The global policy debate about education is in the midst of a “major pivot,” write Justin Sandefur and Mari Oye. The emphasis on increasing enrollment is being replaced by a focus on learning outcomes. The international development challenge is how to deliver quality, basic education to millions of kids worldwide. Enter the RISE initiative.
Research on Improving Systems of Education (RISE)
The RISE initiative seeks to understand how education systems in the developing world can improve learning levels for all children, including the most marginalized. Although enrollment numbers are up, Amanda Beatty and Lant Pritchett report that millions of students complete their formal schooling without mastering basic literacy and numeracy.
RISE by the Numbers
- 6-year program funded by the Department for International Development (UK) with research coordination by the Center for Global Development (Washington, DC)
- £21 million available for research
- 16 researchers on the “Intellectual Leadership Team”
- 7 focus countries (Ethiopia, Ghana, India, Indonesia, Nigeria, Pakistan, and Vietnam)
RISE is soliciting bids from individuals and organizations for research projects on “learning-oriented reforms in education systems.”
RISE through a Nutrition Lens
A quick scan of the RISE call for proposals yields one mention of food:
Researchers have carefully calibrated the learning gains from specific interventions, like school feeding programs … And all countries have pockets of success where these tools are deployed effectively, with excellent schools and teachers delivering quality education.
In Ethiopia—one of the RISE focus countries—child undernutrition rates are among the highest in the world. And it’s well documented that chronic undernutrition affects learning outcomes. From RISE’s website, we learn that it hopes its research will “go beyond the proximate causes of test score performance to the underlying ingredients of both well-functioning and poorly functioning systems.” Consider the often-referenced UNICEF conceptual framework of maternal and child undernutrition, like the one pictured below from a previous blog post I wrote about Lisa Smith and Lawrence Haddad’s 2015 paper “Reducing Child Undernutrition: Past Drivers and Priorities for the Post-MDG Era.”
What are the immediate, underlying, and basic determinants of positive learning outcomes in developing countries? To be honest, I don’t know. Anecdotally, optimal learning takes place when my brain is fully fueled with food—and, truthfully, caffeine. I start to fade when either ingredient wanes. Joseph Steven from Malawi feels the school meals he received helped him concentrate better.
I learned about the two-day launch event (#RISElaunch) through Storify, which notified me that some of the scholars I follow on Twitter were in the roundup. I wrote this Tweet to Justin Sandefur.

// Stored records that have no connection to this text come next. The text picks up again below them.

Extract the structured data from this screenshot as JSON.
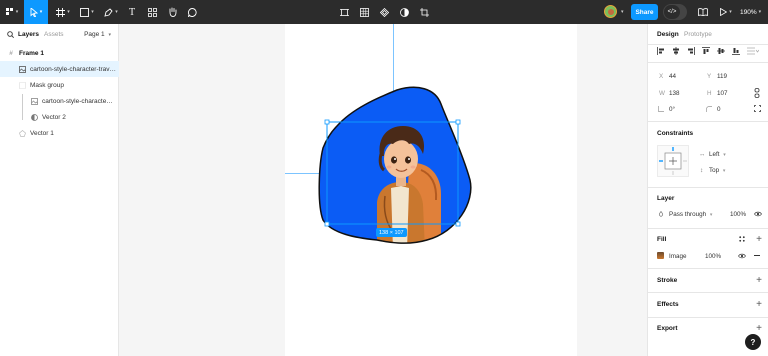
{
  "toolbar": {
    "share_label": "Share",
    "zoom_label": "190%"
  },
  "left_panel": {
    "tabs": [
      "Layers",
      "Assets"
    ],
    "page": "Page 1",
    "layers": [
      {
        "label": "Frame 1",
        "icon": "frame-icon"
      },
      {
        "label": "cartoon-style-character-trave...",
        "icon": "image-icon"
      },
      {
        "label": "Mask group",
        "icon": "mask-icon"
      },
      {
        "label": "cartoon-style-character-...",
        "icon": "image-icon"
      },
      {
        "label": "Vector 2",
        "icon": "mask-vector-icon"
      },
      {
        "label": "Vector 1",
        "icon": "vector-icon"
      }
    ]
  },
  "canvas": {
    "size_label": "138 × 107",
    "blob_color": "#0b5cf5",
    "accent": "#0d99ff"
  },
  "right_panel": {
    "tabs": [
      "Design",
      "Prototype"
    ],
    "x_label": "X",
    "x_value": "44",
    "y_label": "Y",
    "y_value": "119",
    "w_label": "W",
    "w_value": "138",
    "h_label": "H",
    "h_value": "107",
    "rotation_value": "0°",
    "radius_value": "0",
    "constraints_title": "Constraints",
    "constraint_h": "Left",
    "constraint_v": "Top",
    "layer_title": "Layer",
    "blend_mode": "Pass through",
    "layer_opacity": "100%",
    "fill_title": "Fill",
    "fill_type": "Image",
    "fill_opacity": "100%",
    "stroke_title": "Stroke",
    "effects_title": "Effects",
    "export_title": "Export"
  },
  "help_label": "?"
}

So, is there potential for RISE research proposals to integrate nutrition and education to accelerate the rate of learning in developing countries? Are competency levels in reading, math, and science associated with nutrition status? If yes, how might education researchers control for this in a trial whose purpose is to assess education systems?
A trial-and-error search led nutritionists to conclude in the 2013 Lancet series that “nutrition-specific” interventions (e.g., vitamin supplementation) were insufficient in improving all forms of undernutrition.
That year nine of Ethiopia’s state ministries signed the overhauled National Nutrition Plan to reflect their commitment to multisectoral strategies to attain positive nutrition outcomes. Perhaps something similar is possible for learning outcomes.♦